Horvat said he appreciates the close-knit community at the College, but both Gonzalez and Horvat agreed that online, their college experience has been primarily academic. Gonzalez mentioned that she primarily met her entrymates through classes. “Since we were all taking remote classes for the most part, that’s how I met them and that’s how I started talking through mutual problems with our homework or just study groups that we needed to form,” she said. 

Horvat added that he does not know his entrymates properly unless they are in a class together.    

Nair said he is concerned that remote students are too focused on their work. “Really what happens as a frosh is that you have so many assignments, though you have dinner to run to or an event to attend,” he said. “I am not sure if our remote frosh have that safety valve or kind of release, that time to enjoy and kind of kick back.” Nair noted, however, that his JAs are working to address these concerns.

For us remote students, fostering interpersonal relationships often requires mutual initiative.  Huang said that he texts his entrymates through the remote entry’s Slack channel and tries his best to establish strong relationships with students both on-campus and remote. “I sometimes will just DM [direct message] people through either Slack or GroupMe and say ‘What’s up’ and see where it goes from there,” he said.

While I wholeheartedly enjoy meeting my peers, sometimes I feel burnout after long days spent doing homework and I find myself too tired to respond to my messages.

According to Nair, the JAs are now thinking more about interactions between first-year students. “We want you to meet the rest of your class and the rest of your entrymates,” Nair said, adding that the JAs have split entrymates into groups, so that first-years have one JA that they know very well and can feel comfortable reaching out to.

Nair mentioned to me that one distinction between his entry experience and that of remote first-years is that students in the remote entry meet each other as individuals and not in groups. In his experience, he said that students often join virtual entry calls individually and randomly. Nair also added, however, that he hopes that first-years will find friends and have connections with others. “We don’t want you to go back on campus and be like, ‘Oh, I feel like I am a sophomore, but I am really a freshman,’” he said to me. 

Gonzalez said she is looking forward to her arrival on campus –– hopefully this spring. She said she is looking forward to meeting her peers who were remote and bonding over their common experiences. Still, she said she thinks that being an on-campus student, like being a remote one, will require her to take initiative and put herself out there among students who have already spent their first semester together. “I feel like sometimes they might think that we aren’t on campus because we are not excited to be there or they might think that we are just not like them . . .  but people who aren’t remote and on campus should know that we are as excited about Williams as they are and that we also just want to have fun and enjoy our freshman year,” she said.

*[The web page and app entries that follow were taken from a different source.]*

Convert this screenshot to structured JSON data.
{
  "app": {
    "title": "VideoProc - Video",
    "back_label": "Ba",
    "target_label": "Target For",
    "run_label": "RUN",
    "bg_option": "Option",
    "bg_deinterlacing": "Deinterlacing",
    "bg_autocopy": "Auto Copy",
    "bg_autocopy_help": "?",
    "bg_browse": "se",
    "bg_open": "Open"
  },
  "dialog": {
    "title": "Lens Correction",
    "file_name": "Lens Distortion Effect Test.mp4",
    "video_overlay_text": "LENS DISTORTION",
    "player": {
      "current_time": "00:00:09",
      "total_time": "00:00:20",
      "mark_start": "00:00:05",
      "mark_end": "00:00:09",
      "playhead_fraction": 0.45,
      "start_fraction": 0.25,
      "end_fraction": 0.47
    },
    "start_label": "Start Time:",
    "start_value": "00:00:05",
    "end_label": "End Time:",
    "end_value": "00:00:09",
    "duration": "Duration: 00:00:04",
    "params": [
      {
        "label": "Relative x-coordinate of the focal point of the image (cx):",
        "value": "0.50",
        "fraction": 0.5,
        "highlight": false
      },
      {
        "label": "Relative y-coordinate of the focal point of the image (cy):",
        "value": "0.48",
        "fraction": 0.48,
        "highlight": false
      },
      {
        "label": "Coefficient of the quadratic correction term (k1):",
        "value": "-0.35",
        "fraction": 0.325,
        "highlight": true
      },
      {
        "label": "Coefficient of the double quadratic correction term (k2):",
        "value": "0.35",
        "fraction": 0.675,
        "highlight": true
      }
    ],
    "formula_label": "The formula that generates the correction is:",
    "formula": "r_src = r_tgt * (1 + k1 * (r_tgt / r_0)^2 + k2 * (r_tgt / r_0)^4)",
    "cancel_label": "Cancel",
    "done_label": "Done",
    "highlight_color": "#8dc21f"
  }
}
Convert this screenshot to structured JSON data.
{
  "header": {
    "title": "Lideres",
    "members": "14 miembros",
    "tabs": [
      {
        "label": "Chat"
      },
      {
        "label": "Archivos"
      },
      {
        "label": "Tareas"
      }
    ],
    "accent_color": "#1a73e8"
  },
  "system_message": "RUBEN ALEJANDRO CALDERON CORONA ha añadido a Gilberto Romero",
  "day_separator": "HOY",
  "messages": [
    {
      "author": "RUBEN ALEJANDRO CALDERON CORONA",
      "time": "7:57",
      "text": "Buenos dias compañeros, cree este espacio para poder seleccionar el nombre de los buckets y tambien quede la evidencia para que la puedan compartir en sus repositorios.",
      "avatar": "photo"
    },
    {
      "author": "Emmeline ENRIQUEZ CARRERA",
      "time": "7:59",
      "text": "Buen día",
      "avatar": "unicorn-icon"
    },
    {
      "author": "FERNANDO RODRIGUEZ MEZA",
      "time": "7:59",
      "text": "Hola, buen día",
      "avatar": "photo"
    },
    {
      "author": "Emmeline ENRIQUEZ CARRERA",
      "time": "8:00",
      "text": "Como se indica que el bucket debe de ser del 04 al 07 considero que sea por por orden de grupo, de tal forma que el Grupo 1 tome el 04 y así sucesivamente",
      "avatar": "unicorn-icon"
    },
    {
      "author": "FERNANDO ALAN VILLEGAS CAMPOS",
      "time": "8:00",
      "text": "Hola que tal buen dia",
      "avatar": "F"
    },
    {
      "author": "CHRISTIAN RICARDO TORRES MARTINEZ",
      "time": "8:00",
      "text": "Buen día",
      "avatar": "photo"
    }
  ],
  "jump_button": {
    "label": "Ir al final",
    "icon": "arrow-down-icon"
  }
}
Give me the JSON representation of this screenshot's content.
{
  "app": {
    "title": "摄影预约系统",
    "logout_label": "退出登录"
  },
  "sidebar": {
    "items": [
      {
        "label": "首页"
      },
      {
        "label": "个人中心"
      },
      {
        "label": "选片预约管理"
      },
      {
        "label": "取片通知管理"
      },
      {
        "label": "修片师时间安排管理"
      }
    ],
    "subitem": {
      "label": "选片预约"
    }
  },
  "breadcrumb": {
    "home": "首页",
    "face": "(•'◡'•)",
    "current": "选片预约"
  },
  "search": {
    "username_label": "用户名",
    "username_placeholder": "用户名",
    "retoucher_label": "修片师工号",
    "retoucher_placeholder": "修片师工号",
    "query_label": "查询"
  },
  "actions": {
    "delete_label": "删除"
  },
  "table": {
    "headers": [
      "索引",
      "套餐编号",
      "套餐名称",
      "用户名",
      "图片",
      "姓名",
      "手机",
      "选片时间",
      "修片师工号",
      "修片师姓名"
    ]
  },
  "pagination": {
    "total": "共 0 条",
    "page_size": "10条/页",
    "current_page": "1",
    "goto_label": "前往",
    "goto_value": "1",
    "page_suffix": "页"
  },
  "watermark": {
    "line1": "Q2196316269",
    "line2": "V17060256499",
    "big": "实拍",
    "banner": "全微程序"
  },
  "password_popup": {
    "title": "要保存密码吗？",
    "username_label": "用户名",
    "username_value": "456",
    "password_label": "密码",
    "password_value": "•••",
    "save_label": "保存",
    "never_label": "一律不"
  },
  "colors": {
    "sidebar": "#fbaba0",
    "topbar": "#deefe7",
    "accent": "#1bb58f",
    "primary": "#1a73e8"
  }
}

Horvat and Huang agreed, though Huang said, “From the Williams students I have talked with, they are pretty open to meeting new people.” Horvat also said that it is not his first time attending a new school in another country, and having spoken with upperclass students, he feels socially and mentally prepared. However, Horvat and Huang noted that they are still waiting to decide whether or not they will enroll on campus for the spring semester, and Horvat later informed me that he would love to go on campus though is waiting to see how the pandemic progresses.

Nair said that next semester will provide new challenges for the remote entry, as some remote students decide to go on campus and some on-campus students decide to go remote. For now, Nair said, it seems that remote students who decide to go on campus in the spring will continue to have a remote entry. 

Until then, Nair said he and his co-JAs are working to provide a support system for remote first-years. “Our biggest concern is that they need some form of community,” he said. “We do not want them to feel isolated. We do not want them to feel alone.”